*YOUR TASK*:
Among the lines of the records, count those containing the word "换乘案内", then give the number alone.

SUPPLIED RECORDS Start Marker

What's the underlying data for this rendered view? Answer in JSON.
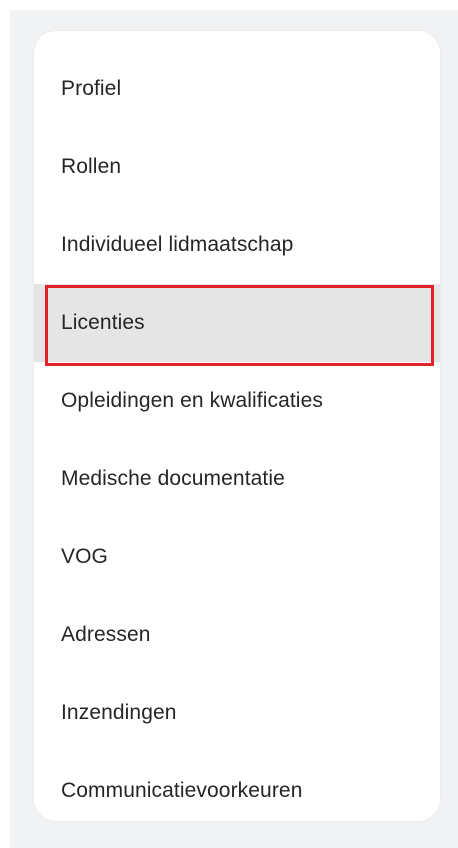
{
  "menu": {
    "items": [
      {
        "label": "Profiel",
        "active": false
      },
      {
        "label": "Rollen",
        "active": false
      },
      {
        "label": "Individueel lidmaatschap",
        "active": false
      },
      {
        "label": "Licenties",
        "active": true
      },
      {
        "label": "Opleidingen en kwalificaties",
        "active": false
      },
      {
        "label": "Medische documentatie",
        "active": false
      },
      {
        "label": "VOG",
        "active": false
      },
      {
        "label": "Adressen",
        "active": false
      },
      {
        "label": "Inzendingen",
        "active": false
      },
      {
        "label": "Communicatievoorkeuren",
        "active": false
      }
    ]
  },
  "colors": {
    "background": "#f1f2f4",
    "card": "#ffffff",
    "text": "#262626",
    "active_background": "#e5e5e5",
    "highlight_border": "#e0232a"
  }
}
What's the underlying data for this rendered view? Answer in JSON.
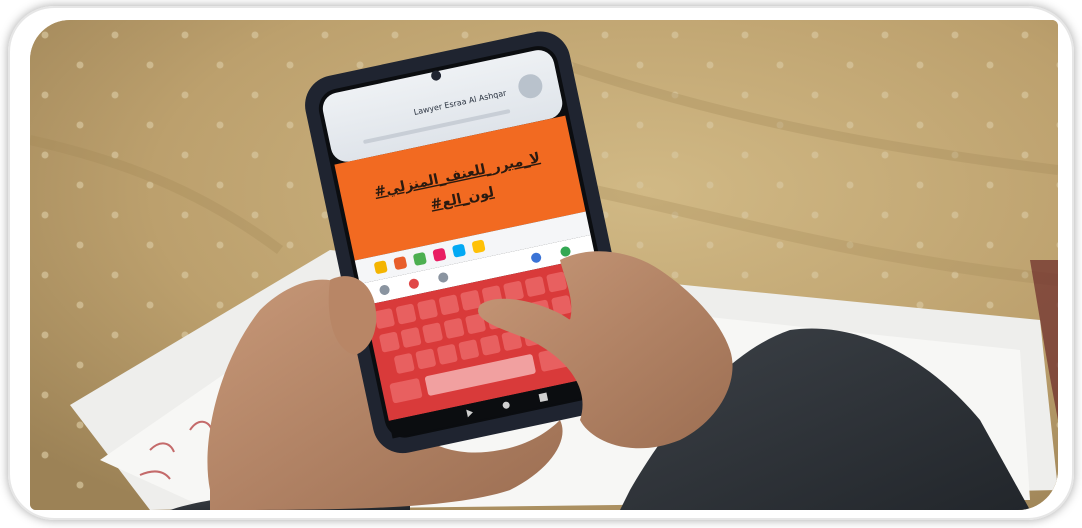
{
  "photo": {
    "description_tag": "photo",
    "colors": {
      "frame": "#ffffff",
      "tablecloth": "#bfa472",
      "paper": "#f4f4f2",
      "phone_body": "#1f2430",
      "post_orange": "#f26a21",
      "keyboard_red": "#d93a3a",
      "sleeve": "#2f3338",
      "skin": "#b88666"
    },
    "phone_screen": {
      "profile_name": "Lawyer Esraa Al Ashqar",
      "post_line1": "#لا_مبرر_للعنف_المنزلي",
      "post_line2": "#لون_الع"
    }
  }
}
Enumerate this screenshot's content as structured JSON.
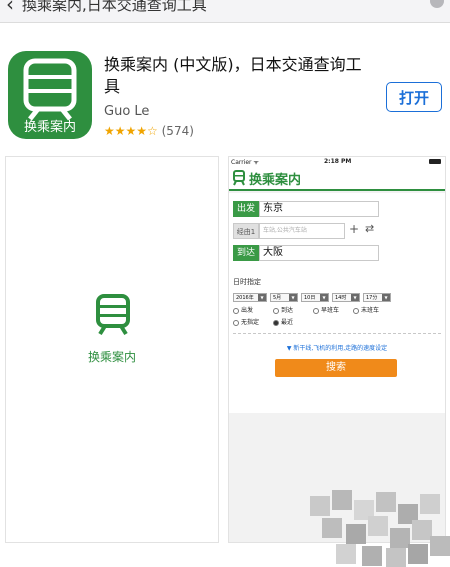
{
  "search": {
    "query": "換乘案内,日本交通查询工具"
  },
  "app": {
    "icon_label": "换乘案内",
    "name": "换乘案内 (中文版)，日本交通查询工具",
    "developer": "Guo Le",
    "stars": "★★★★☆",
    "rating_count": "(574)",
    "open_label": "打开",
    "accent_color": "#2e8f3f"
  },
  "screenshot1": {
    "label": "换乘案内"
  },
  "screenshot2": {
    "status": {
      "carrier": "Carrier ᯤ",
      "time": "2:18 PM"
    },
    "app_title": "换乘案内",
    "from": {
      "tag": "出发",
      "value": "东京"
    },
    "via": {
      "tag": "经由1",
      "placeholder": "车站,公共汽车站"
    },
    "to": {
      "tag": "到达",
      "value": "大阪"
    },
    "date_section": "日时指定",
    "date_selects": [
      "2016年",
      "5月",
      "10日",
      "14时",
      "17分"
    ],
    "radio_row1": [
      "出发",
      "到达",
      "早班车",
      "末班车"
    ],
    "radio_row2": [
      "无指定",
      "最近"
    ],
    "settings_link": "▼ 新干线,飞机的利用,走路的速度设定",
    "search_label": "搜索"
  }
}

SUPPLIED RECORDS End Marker

*ANSWER SECTION*:
4